While it doesn’t have a strict, linear narrative, Total War: Warhammer tells the story of your race as you play and become more powerful. It offers quests and narrative tidbits, but ultimately your growth is the narrative. The two forms of progression are inexorably bound.
The same goes for a game like Civilization. You are more or less playing out the narrative of a people’s rise from a tribalistic society to a futuristic utopia. The gameplay and narrative are one, with story progression and gameplay progression littered throughout.
Merely a Setback
This fusion of narrative and gameplay doesn’t only manifest in progression and success, but also failure. Death in an FPS game is generally the end of the tale. Your brains are spewed violently across the wall and your tale is done. But in strategy games, your grey matter isn’t at risk. The people you send to their deaths are entirely expendable.

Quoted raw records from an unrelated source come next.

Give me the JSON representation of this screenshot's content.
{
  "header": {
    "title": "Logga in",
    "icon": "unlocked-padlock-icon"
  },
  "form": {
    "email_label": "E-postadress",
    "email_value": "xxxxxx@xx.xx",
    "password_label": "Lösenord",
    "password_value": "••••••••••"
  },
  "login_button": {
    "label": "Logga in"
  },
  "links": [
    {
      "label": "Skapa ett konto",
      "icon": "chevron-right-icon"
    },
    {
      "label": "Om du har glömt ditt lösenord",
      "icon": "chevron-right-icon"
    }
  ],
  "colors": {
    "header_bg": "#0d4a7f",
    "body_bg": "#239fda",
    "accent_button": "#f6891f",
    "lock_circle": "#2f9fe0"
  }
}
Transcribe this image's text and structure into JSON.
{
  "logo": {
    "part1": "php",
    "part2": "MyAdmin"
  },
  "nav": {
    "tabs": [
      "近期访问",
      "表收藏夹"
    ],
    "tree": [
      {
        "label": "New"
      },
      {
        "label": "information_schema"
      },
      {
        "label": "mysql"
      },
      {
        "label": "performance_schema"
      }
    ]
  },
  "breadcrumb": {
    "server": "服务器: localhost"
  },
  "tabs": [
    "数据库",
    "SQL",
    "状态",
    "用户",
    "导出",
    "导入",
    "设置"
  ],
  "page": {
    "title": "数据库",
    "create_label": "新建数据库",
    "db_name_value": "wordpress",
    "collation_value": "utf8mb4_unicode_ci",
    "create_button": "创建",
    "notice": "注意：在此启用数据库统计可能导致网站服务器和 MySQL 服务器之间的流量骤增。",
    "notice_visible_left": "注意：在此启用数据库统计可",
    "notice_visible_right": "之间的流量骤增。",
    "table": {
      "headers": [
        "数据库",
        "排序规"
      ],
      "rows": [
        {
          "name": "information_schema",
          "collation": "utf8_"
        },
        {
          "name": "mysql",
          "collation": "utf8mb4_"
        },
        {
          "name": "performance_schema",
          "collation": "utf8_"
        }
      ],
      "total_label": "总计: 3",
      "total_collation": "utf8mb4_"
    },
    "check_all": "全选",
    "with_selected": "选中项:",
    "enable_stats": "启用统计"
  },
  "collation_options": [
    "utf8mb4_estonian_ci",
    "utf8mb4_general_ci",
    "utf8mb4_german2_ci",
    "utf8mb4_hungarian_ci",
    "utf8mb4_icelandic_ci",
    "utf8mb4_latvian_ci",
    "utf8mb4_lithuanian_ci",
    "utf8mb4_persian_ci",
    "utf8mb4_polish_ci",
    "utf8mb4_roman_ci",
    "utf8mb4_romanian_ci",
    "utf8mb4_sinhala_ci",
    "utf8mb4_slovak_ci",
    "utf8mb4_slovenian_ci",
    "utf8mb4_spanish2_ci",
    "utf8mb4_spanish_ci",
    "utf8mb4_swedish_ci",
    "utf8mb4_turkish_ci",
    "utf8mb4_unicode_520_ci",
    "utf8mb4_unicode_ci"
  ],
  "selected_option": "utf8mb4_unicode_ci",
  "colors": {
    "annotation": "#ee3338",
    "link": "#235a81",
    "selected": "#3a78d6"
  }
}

A major defeat doesn’t have to be the end of the story. Either as part of a strict narrative or an emergent one, you can suffer the most crushing of losses and still end up victorious. However, this is much more compelling as part of a multiplayer experience.
Multiplayer in the Role of Narrative
Strategy games are in a unique position in terms of multiplayer. In a game like Call of Duty, playing against players is a very different experience to playing against AI. However, in a strategy game, it’s identical.
While some players might be a bit more skilled, you beat them in exactly the same ways. And the experience remains a very introspective one, focusing on building your own forces, your own bases and only really interacting with your opponent to gain information, or when you intend to end things. Playing against someone else doesn’t really do anything to fill in the wait times, unless you’re on voice-chat.
While things like comebacks and pulling off strategies are a lot more rewarding to do against actual players, the game itself is no more compelling. If you don’t find strategy gameplay all that thrilling, the experience will be no different against someone else.
This is why multiplayer strategy gameplay is almost always attached to a single player experience, as the gameplay alone isn’t enough to carry the title aloft. They rely on either their narrative or their narrative-gameplay progression to keep things moving.
The only games that arguably draw on something other than story are historical strategy games. While they often tell the tale of historical events through gameplay, the actual narrative itself is very secondary to the setting.
People will play a game solely for the historical setting, as numerous series have discovered over the years. It has frequently been the main selling point of the Assassin’s Creed series, seeing a new historical location replicated beautifully.
The same was evident when the Civilization series tried to venture beyond historical settings with Civilization: Beyond Earth. It was critically lambasted and received drastically less support post-release than both its predecessor and its successor.
Series like Age of Empires, Crusader Kings, and the vast majority of Total War games sold themselves on setting and historical accuracy. And while there is a form of narrative present, it isn’t nor does it need to be as prominently featured.
However, with that notable exception, strategy games overwhelmingly rely on their narrative. It serves to close the disconnect between player and gameplay, as well as to ease the wait. Hearing people nattering away about their impending doom in StarCraft makes waiting much more enjoyable. And seeing notable figures from all over Warhammer Fantasy lore shout obscenities at each other during the turn-overs in Total War: Warhammer makes that bearable too. So, while strategy games have a lot more going for them than most titles, they do rely on their stories fairly heavily.
Do you agree? Do you emphatically and angrily disagree? Be sure to let us know in the comments. And if you missed previous installments of this series, you can find the most recent entry on Rogue-likes here.